Start of Data to process

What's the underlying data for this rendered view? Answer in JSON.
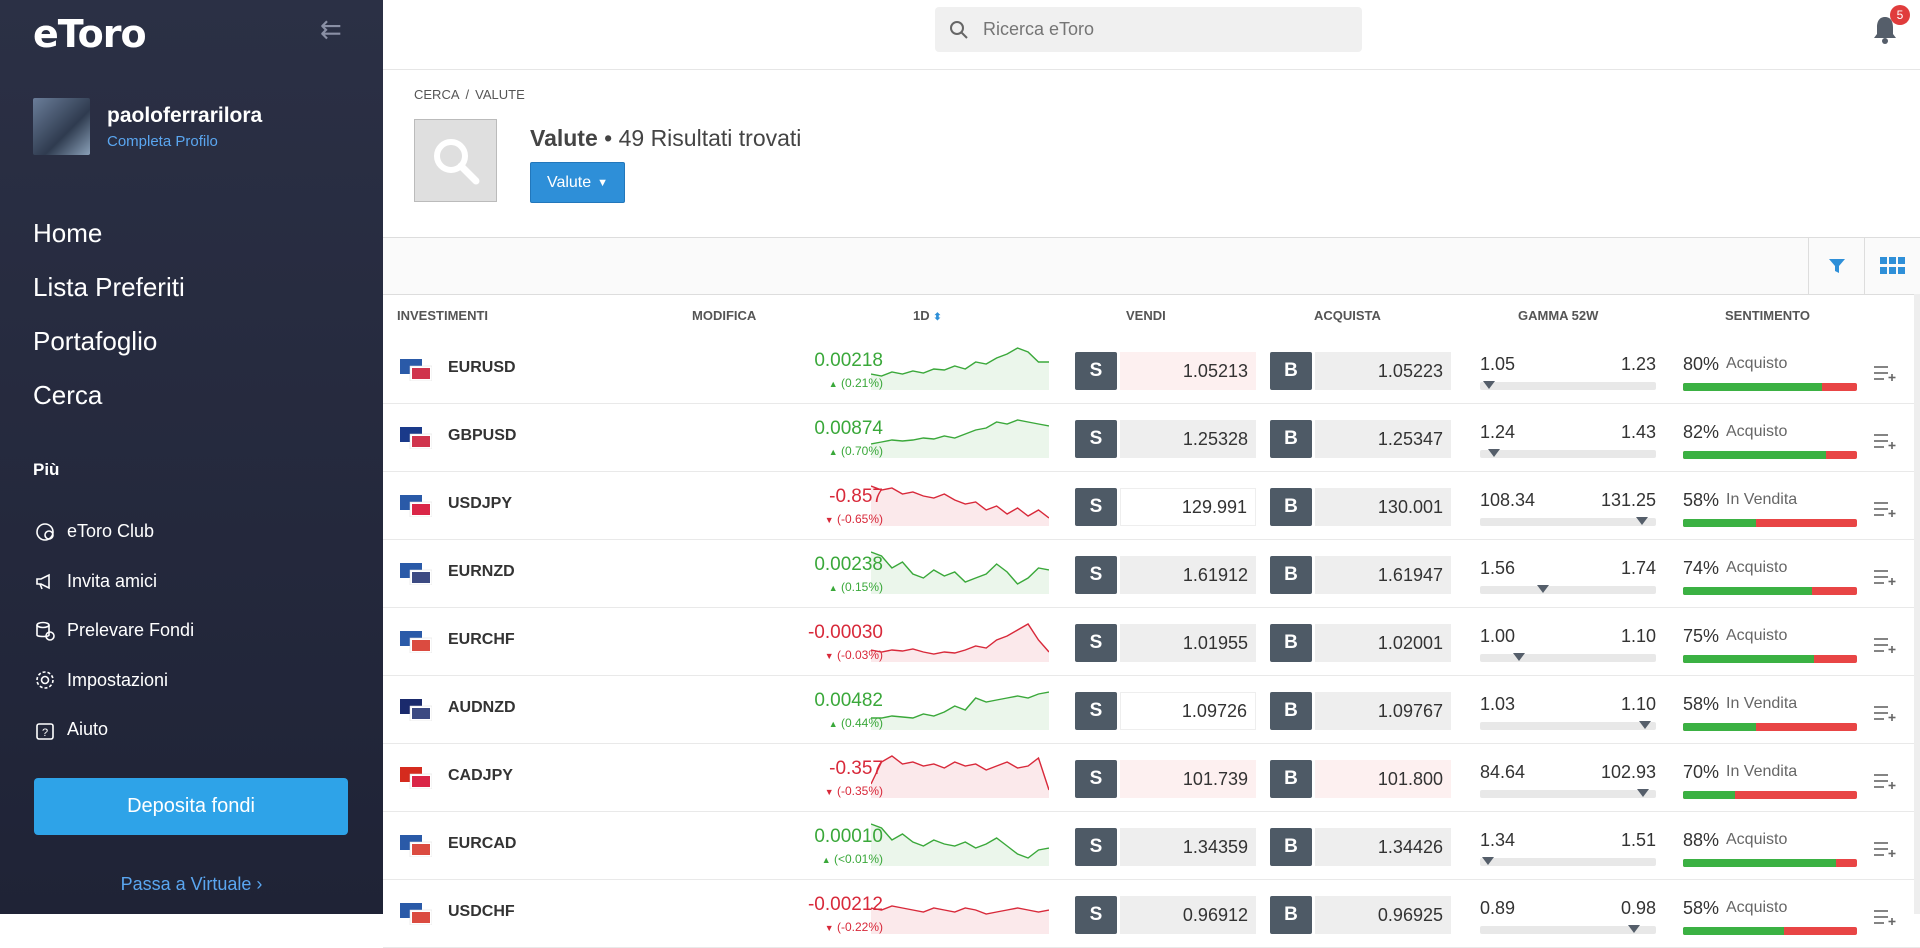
{
  "sidebar": {
    "logo": "eToro",
    "username": "paoloferrarilora",
    "profile_link": "Completa Profilo",
    "main_nav": [
      "Home",
      "Lista Preferiti",
      "Portafoglio",
      "Cerca"
    ],
    "more_label": "Più",
    "sub_nav": [
      {
        "label": "eToro Club",
        "icon": "club-icon"
      },
      {
        "label": "Invita amici",
        "icon": "megaphone-icon"
      },
      {
        "label": "Prelevare Fondi",
        "icon": "coins-icon"
      },
      {
        "label": "Impostazioni",
        "icon": "gear-icon"
      },
      {
        "label": "Aiuto",
        "icon": "help-icon"
      }
    ],
    "deposit_label": "Deposita fondi",
    "virtual_label": "Passa a Virtuale ›"
  },
  "header": {
    "search_placeholder": "Ricerca eToro",
    "notifications": "5"
  },
  "page": {
    "breadcrumb": [
      "CERCA",
      "VALUTE"
    ],
    "title": "Valute",
    "results": "• 49 Risultati trovati",
    "dropdown_label": "Valute"
  },
  "table": {
    "columns": [
      "INVESTIMENTI",
      "MODIFICA",
      "1D",
      "VENDI",
      "ACQUISTA",
      "GAMMA 52W",
      "SENTIMENTO"
    ],
    "rows": [
      {
        "symbol": "EURUSD",
        "change": "0.00218",
        "pct": "(0.21%)",
        "dir": "up",
        "sell": "1.05213",
        "buy": "1.05223",
        "lo": "1.05",
        "hi": "1.23",
        "range_pos": 0.02,
        "sent": "80%",
        "sent_label": "Acquisto",
        "sent_val": 80,
        "spark": [
          30,
          32,
          28,
          30,
          27,
          29,
          25,
          26,
          22,
          25,
          18,
          20,
          14,
          10,
          4,
          8,
          18,
          18
        ],
        "sell_hl": true,
        "buy_hl": false
      },
      {
        "symbol": "GBPUSD",
        "change": "0.00874",
        "pct": "(0.70%)",
        "dir": "up",
        "sell": "1.25328",
        "buy": "1.25347",
        "lo": "1.24",
        "hi": "1.43",
        "range_pos": 0.05,
        "sent": "82%",
        "sent_label": "Acquisto",
        "sent_val": 82,
        "spark": [
          32,
          30,
          28,
          29,
          28,
          26,
          27,
          24,
          26,
          22,
          18,
          16,
          10,
          12,
          8,
          10,
          12,
          14
        ],
        "sell_hl": false,
        "buy_hl": false
      },
      {
        "symbol": "USDJPY",
        "change": "-0.857",
        "pct": "(-0.65%)",
        "dir": "down",
        "sell": "129.991",
        "buy": "130.001",
        "lo": "108.34",
        "hi": "131.25",
        "range_pos": 0.95,
        "sent": "58%",
        "sent_label": "In Vendita",
        "sent_val": 42,
        "spark": [
          6,
          10,
          8,
          14,
          12,
          16,
          18,
          14,
          20,
          24,
          22,
          30,
          26,
          34,
          28,
          36,
          30,
          38
        ],
        "sell_hl": false,
        "buy_hl": false,
        "sell_white": true
      },
      {
        "symbol": "EURNZD",
        "change": "0.00238",
        "pct": "(0.15%)",
        "dir": "up",
        "sell": "1.61912",
        "buy": "1.61947",
        "lo": "1.56",
        "hi": "1.74",
        "range_pos": 0.35,
        "sent": "74%",
        "sent_label": "Acquisto",
        "sent_val": 74,
        "spark": [
          4,
          8,
          20,
          14,
          26,
          30,
          22,
          28,
          24,
          34,
          30,
          26,
          16,
          24,
          36,
          30,
          20,
          22
        ],
        "sell_hl": false,
        "buy_hl": false
      },
      {
        "symbol": "EURCHF",
        "change": "-0.00030",
        "pct": "(-0.03%)",
        "dir": "down",
        "sell": "1.01955",
        "buy": "1.02001",
        "lo": "1.00",
        "hi": "1.10",
        "range_pos": 0.2,
        "sent": "75%",
        "sent_label": "Acquisto",
        "sent_val": 75,
        "spark": [
          34,
          36,
          34,
          35,
          33,
          36,
          38,
          36,
          37,
          34,
          30,
          32,
          24,
          20,
          14,
          8,
          24,
          36
        ],
        "sell_hl": false,
        "buy_hl": false
      },
      {
        "symbol": "AUDNZD",
        "change": "0.00482",
        "pct": "(0.44%)",
        "dir": "up",
        "sell": "1.09726",
        "buy": "1.09767",
        "lo": "1.03",
        "hi": "1.10",
        "range_pos": 0.97,
        "sent": "58%",
        "sent_label": "In Vendita",
        "sent_val": 42,
        "spark": [
          34,
          34,
          32,
          33,
          34,
          30,
          32,
          28,
          22,
          26,
          14,
          18,
          16,
          14,
          12,
          14,
          10,
          8
        ],
        "sell_hl": false,
        "buy_hl": false,
        "sell_white": true
      },
      {
        "symbol": "CADJPY",
        "change": "-0.357",
        "pct": "(-0.35%)",
        "dir": "down",
        "sell": "101.739",
        "buy": "101.800",
        "lo": "84.64",
        "hi": "102.93",
        "range_pos": 0.96,
        "sent": "70%",
        "sent_label": "In Vendita",
        "sent_val": 30,
        "spark": [
          32,
          10,
          4,
          12,
          10,
          14,
          12,
          16,
          10,
          14,
          12,
          18,
          14,
          10,
          16,
          14,
          6,
          38
        ],
        "sell_hl": true,
        "buy_hl": true
      },
      {
        "symbol": "EURCAD",
        "change": "0.00010",
        "pct": "(<0.01%)",
        "dir": "up",
        "sell": "1.34359",
        "buy": "1.34426",
        "lo": "1.34",
        "hi": "1.51",
        "range_pos": 0.01,
        "sent": "88%",
        "sent_label": "Acquisto",
        "sent_val": 88,
        "spark": [
          4,
          8,
          20,
          14,
          22,
          26,
          20,
          24,
          26,
          22,
          28,
          24,
          18,
          26,
          34,
          38,
          30,
          28
        ],
        "sell_hl": false,
        "buy_hl": false
      },
      {
        "symbol": "USDCHF",
        "change": "-0.00212",
        "pct": "(-0.22%)",
        "dir": "down",
        "sell": "0.96912",
        "buy": "0.96925",
        "lo": "0.89",
        "hi": "0.98",
        "range_pos": 0.9,
        "sent": "58%",
        "sent_label": "Acquisto",
        "sent_val": 58,
        "spark": [
          20,
          22,
          18,
          20,
          22,
          24,
          20,
          22,
          24,
          20,
          22,
          26,
          24,
          22,
          20,
          22,
          24,
          22
        ],
        "sell_hl": false,
        "buy_hl": false
      }
    ],
    "flags": {
      "EURUSD": [
        "#2a5aa8",
        "#c8102e"
      ],
      "GBPUSD": [
        "#1a3a8a",
        "#c8102e"
      ],
      "USDJPY": [
        "#2a5aa8",
        "#d40027"
      ],
      "EURNZD": [
        "#2a5aa8",
        "#1a2a6c"
      ],
      "EURCHF": [
        "#2a5aa8",
        "#d52b1e"
      ],
      "AUDNZD": [
        "#1a2a6c",
        "#1a2a6c"
      ],
      "CADJPY": [
        "#d52b1e",
        "#d40027"
      ],
      "EURCAD": [
        "#2a5aa8",
        "#d52b1e"
      ],
      "USDCHF": [
        "#2a5aa8",
        "#d52b1e"
      ]
    }
  },
  "colors": {
    "up": "#3aa83a",
    "down": "#d8293a",
    "accent": "#2ea3e8"
  }
}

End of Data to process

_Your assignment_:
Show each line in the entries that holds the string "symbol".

_Task response_:
        "symbol": "EURUSD",
        "symbol": "GBPUSD",
        "symbol": "USDJPY",
        "symbol": "EURNZD",
        "symbol": "EURCHF",
        "symbol": "AUDNZD",
        "symbol": "CADJPY",
        "symbol": "EURCAD",
        "symbol": "USDCHF",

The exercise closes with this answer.